▸ **Task details**: What's wanted is each entry repeated verbatim, minus its images.

[Data about app and page elements]
☆ ☆ ☆

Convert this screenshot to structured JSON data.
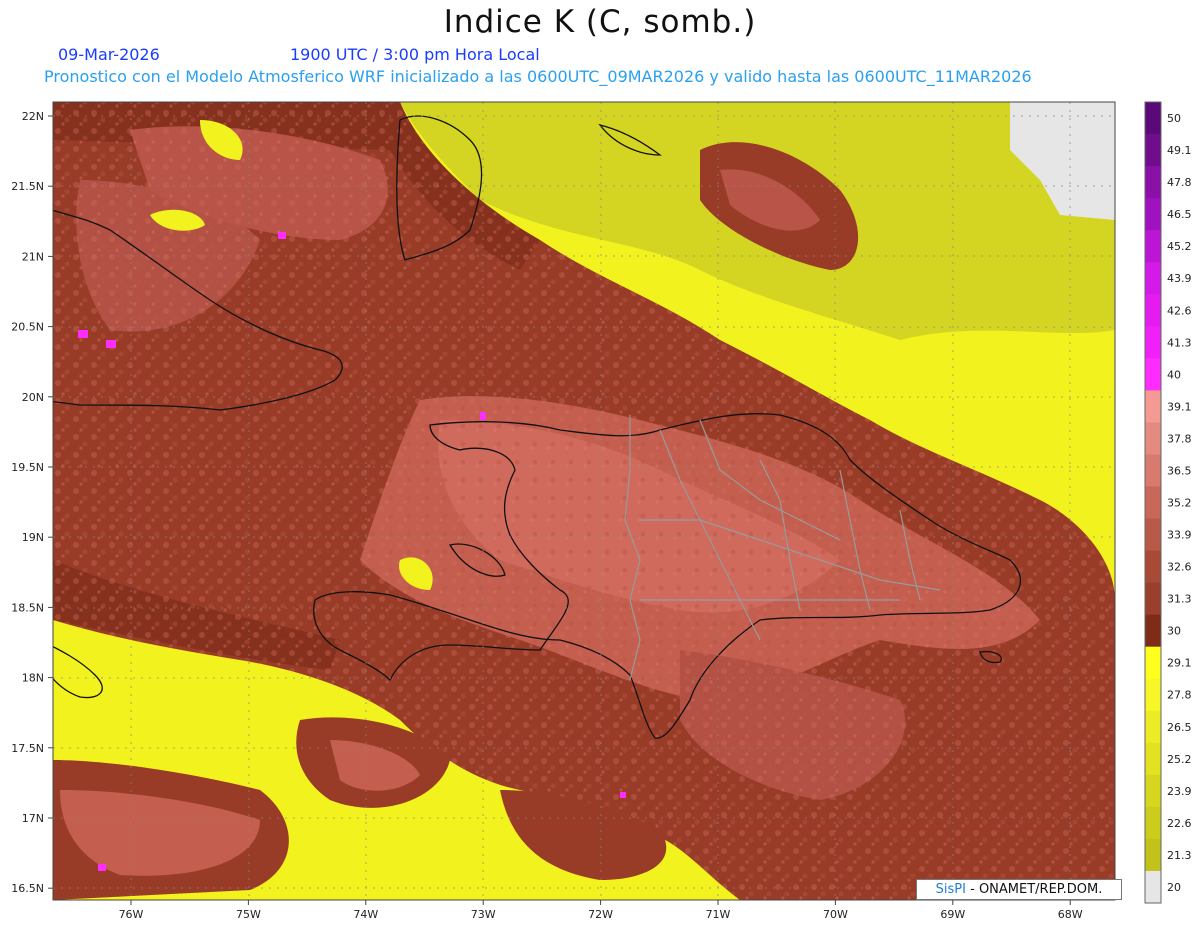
{
  "title": "Indice K (C, somb.)",
  "date": "09-Mar-2026",
  "time": "1900 UTC / 3:00 pm Hora Local",
  "model_line": "Pronostico con el Modelo Atmosferico WRF inicializado a las 0600UTC_09MAR2026 y valido hasta las  0600UTC_11MAR2026",
  "lat_labels": [
    "22N",
    "21.5N",
    "21N",
    "20.5N",
    "20N",
    "19.5N",
    "19N",
    "18.5N",
    "18N",
    "17.5N",
    "17N",
    "16.5N"
  ],
  "lon_labels": [
    "76W",
    "75W",
    "74W",
    "73W",
    "72W",
    "71W",
    "70W",
    "69W",
    "68W"
  ],
  "colorbar": {
    "labels": [
      "50",
      "49.1",
      "47.8",
      "46.5",
      "45.2",
      "43.9",
      "42.6",
      "41.3",
      "40",
      "39.1",
      "37.8",
      "36.5",
      "35.2",
      "33.9",
      "32.6",
      "31.3",
      "30",
      "29.1",
      "27.8",
      "26.5",
      "25.2",
      "23.9",
      "22.6",
      "21.3",
      "20"
    ],
    "colors": [
      "#5a0a78",
      "#6f0d8c",
      "#8a10a8",
      "#a012c0",
      "#bb16d6",
      "#d41ae8",
      "#e41cf0",
      "#f020f8",
      "#ff2cff",
      "#f49a92",
      "#e48a80",
      "#d87a6e",
      "#c96758",
      "#b85a48",
      "#a94a36",
      "#9a3f2c",
      "#7e2c17",
      "#ffff1e",
      "#f6f628",
      "#ecec26",
      "#e2e222",
      "#d6d61e",
      "#cccc1c",
      "#c2c21a",
      "#e6e6e6"
    ]
  },
  "credit": {
    "brand": "SisPI",
    "text": " - ONAMET/REP.DOM."
  }
}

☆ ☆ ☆

▸ **Problem solution**:
Convert this screenshot to structured JSON data.
{
  "title": "Indice K (C, somb.)",
  "date": "09-Mar-2026",
  "time": "1900 UTC / 3:00 pm Hora Local",
  "model_line": "Pronostico con el Modelo Atmosferico WRF inicializado a las 0600UTC_09MAR2026 y valido hasta las  0600UTC_11MAR2026",
  "lat_labels": [
    "22N",
    "21.5N",
    "21N",
    "20.5N",
    "20N",
    "19.5N",
    "19N",
    "18.5N",
    "18N",
    "17.5N",
    "17N",
    "16.5N"
  ],
  "lon_labels": [
    "76W",
    "75W",
    "74W",
    "73W",
    "72W",
    "71W",
    "70W",
    "69W",
    "68W"
  ],
  "colorbar": {
    "labels": [
      "50",
      "49.1",
      "47.8",
      "46.5",
      "45.2",
      "43.9",
      "42.6",
      "41.3",
      "40",
      "39.1",
      "37.8",
      "36.5",
      "35.2",
      "33.9",
      "32.6",
      "31.3",
      "30",
      "29.1",
      "27.8",
      "26.5",
      "25.2",
      "23.9",
      "22.6",
      "21.3",
      "20"
    ],
    "colors": [
      "#5a0a78",
      "#6f0d8c",
      "#8a10a8",
      "#a012c0",
      "#bb16d6",
      "#d41ae8",
      "#e41cf0",
      "#f020f8",
      "#ff2cff",
      "#f49a92",
      "#e48a80",
      "#d87a6e",
      "#c96758",
      "#b85a48",
      "#a94a36",
      "#9a3f2c",
      "#7e2c17",
      "#ffff1e",
      "#f6f628",
      "#ecec26",
      "#e2e222",
      "#d6d61e",
      "#cccc1c",
      "#c2c21a",
      "#e6e6e6"
    ]
  },
  "credit": {
    "brand": "SisPI",
    "text": " - ONAMET/REP.DOM."
  }
}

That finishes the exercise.